> _Dataset_
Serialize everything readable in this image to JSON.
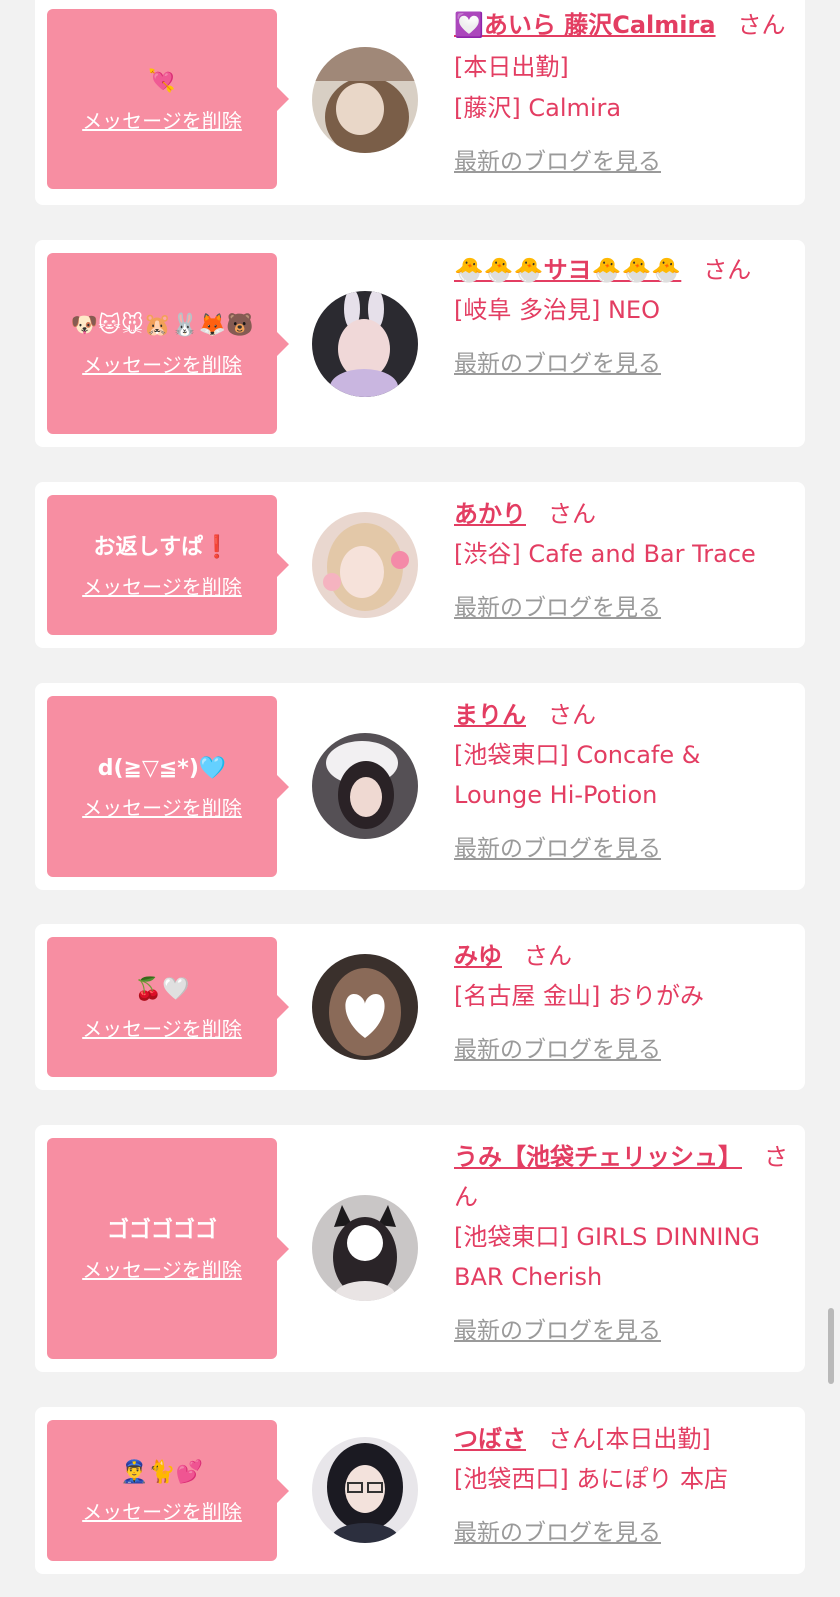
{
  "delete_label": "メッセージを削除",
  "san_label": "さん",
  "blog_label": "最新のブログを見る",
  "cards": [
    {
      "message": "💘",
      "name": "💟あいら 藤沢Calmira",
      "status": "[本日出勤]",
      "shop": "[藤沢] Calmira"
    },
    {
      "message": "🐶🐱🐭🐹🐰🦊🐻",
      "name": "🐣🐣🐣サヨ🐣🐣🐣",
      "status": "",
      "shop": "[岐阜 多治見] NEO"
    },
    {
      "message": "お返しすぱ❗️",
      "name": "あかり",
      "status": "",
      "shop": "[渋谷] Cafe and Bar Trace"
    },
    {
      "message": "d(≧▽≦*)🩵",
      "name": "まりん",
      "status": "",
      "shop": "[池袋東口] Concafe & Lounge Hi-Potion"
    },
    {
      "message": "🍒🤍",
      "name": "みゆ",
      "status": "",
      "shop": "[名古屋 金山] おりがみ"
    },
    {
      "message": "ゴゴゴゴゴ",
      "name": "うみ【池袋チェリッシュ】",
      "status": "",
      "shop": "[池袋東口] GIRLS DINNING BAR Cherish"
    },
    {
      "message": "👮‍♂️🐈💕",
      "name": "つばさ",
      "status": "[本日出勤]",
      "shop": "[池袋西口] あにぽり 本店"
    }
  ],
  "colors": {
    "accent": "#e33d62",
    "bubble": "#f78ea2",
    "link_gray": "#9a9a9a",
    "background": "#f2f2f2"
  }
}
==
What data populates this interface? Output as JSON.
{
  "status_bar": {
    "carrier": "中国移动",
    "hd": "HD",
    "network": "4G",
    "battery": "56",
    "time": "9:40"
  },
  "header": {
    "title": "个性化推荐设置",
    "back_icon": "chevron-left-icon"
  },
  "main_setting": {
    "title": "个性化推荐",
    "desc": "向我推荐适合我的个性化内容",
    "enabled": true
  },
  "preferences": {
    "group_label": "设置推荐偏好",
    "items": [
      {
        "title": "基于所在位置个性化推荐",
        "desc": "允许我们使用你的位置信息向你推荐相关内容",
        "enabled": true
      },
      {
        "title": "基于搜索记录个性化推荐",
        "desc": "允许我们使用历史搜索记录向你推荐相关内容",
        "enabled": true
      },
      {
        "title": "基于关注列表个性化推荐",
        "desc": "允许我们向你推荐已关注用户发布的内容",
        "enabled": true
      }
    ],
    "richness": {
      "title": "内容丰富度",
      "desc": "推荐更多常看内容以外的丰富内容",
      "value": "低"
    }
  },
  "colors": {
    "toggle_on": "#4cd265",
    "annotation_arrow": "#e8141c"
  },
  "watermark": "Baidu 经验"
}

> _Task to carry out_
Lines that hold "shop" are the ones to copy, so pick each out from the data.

> _Written response_
      "shop": "[藤沢] Calmira"
      "shop": "[岐阜 多治見] NEO"
      "shop": "[渋谷] Cafe and Bar Trace"
      "shop": "[池袋東口] Concafe & Lounge Hi-Potion"
      "shop": "[名古屋 金山] おりがみ"
      "shop": "[池袋東口] GIRLS DINNING BAR Cherish"
      "shop": "[池袋西口] あにぽり 本店"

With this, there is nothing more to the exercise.